This time on Heroes and Villains, we’ll be looking at a variety of comics out this week and last, from a variety of genres. Meet me after the jump for my thoughts on Captain Canuck #12, Spawn #276, Saban’s Go Go Power Rangers #1, Savage Dragon #225, Crosswind #2, and Fantomah #1… be warned, there may be spoilers…
Television crossovers rarely happened in the past, and when they did, it was more in the way of a backdoor pilot or a guest-star role. Things like Happy Days and Laverne & Shirley spring to mind, but there were full-blown crossovers in the past – doctors from St. Elsewhere visited the bar Cheers, and Charlie’s Angels solved a mystery on The Love Boat – but in an age where we have huge extended continuities like the Marvel Cinematic Universe, it happens a lot more often. Meet me after the jump and we’ll discuss one of the most ambitious crossovers in recent television history – Heroes v Aliens, Invasion in the Arrowverse!
Sleep. You know, that lovely send off into a velvety landscape, while the radio whispers sweet Coast-To-Coast conspiracy nothings in your ear about fires in the sky and the reptilians from the Alpha Draconis star system hidden secretly among us?
Ok. Back to event comics, those incredibly action-packed money suckers that not so slyly entice you into buying a whole host of crossover comic books, titles you’d certainly not read if it wasn’t for the event imprint on the top of the cover! But you just want to see all of your favourite superheroes together.
The event comics naturally promise that worlds will live and that worlds will die and that the state of the comic book universe will never be the same. And they promise it every summer.
In 1989, DC’s event comic went other-worldly.
The aliens aren’t coming, you see. The aliens came.
And within three 80-page issues, the earth’s greatest (DC) superheroes beat them all back!
There’s no issue of the main Civil War II series this week, but the conflict that crosses the entire Marvel Universe this summer continues, on a small scale, with the heroes Spider-Man and Hercules, among others. Meet me after the jump for my thoughts on Civil War II: Amazing Spider-Man #1 and Civil War II: Gods of War #1.
Hey there! Did you know that over the last three months you’ve been living in an age of Ultron?
No, no. Don’t be embarrassed. Not many others really knew either. I mean, no one has even seen the machine-gone-sentient big bad of the Avengers. Nine bi-weekly (or so) issues and not one bolt or transistor of the villainous tin can has been seen. Nope. Not one gear or hinge or electrical wire. Just a bunch of avatar sentries floating around in some crazy parallel future, indiscriminately killing earth’s greatest heroes.

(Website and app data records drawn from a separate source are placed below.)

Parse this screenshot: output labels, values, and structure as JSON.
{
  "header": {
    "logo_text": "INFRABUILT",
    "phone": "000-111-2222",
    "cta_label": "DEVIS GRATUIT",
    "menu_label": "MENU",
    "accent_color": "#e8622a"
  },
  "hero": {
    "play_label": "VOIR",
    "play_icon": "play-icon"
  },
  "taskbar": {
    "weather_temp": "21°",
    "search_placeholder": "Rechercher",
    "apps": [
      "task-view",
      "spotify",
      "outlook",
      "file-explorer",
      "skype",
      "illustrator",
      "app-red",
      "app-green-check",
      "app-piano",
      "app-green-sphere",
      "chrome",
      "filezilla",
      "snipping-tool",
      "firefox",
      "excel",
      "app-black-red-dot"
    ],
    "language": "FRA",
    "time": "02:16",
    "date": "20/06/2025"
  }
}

Oh, I know. You feel bad that you haven’t noticed. Well, no worries. We’ve got you covered, here at Biff Bam Pop!
After all, the last issue of the series is out today…and boy, are we in for a surprise! No, really!
Today our pals at Marvel supplied us with Joe Quesada’s all-new look for Angela, the character that comes over to the Marvel Universe from Image Comics. Originally conceived by Neil Gaiman and Todd McFarlane for Spawn, the character was the source of a lawsuit between the two regarding ownership of the character (read about it here).
With Gaiman’s return to Marvel, he brings Angela with him. She’ll play a part in the culmination of the Age of Ultron mini-series, and then appear in Guardians Of The Galaxy. I’m actually excited to see how Marvel utilizes Angela – how about you?
By the end of this weekend we’ll probably all have seen the third installment of the Iron Man film series, Iron Man 3. The armored avenger seems to be more popular now than ever before. He wasn’t always this popular though, even to comics fans.
When I was a wee one, I didn’t even know who Iron Man was, beyond the guy in the armor in the Avengers. My very first impression of him, my first comic book with him in it… was a wild one. It was a comic that showed me a whole different side of Iron Man, or at least in the memory of a six year old boy. I’ll be back after the jump with my memories and thoughts on The Incredible Hulk #131 from 1970.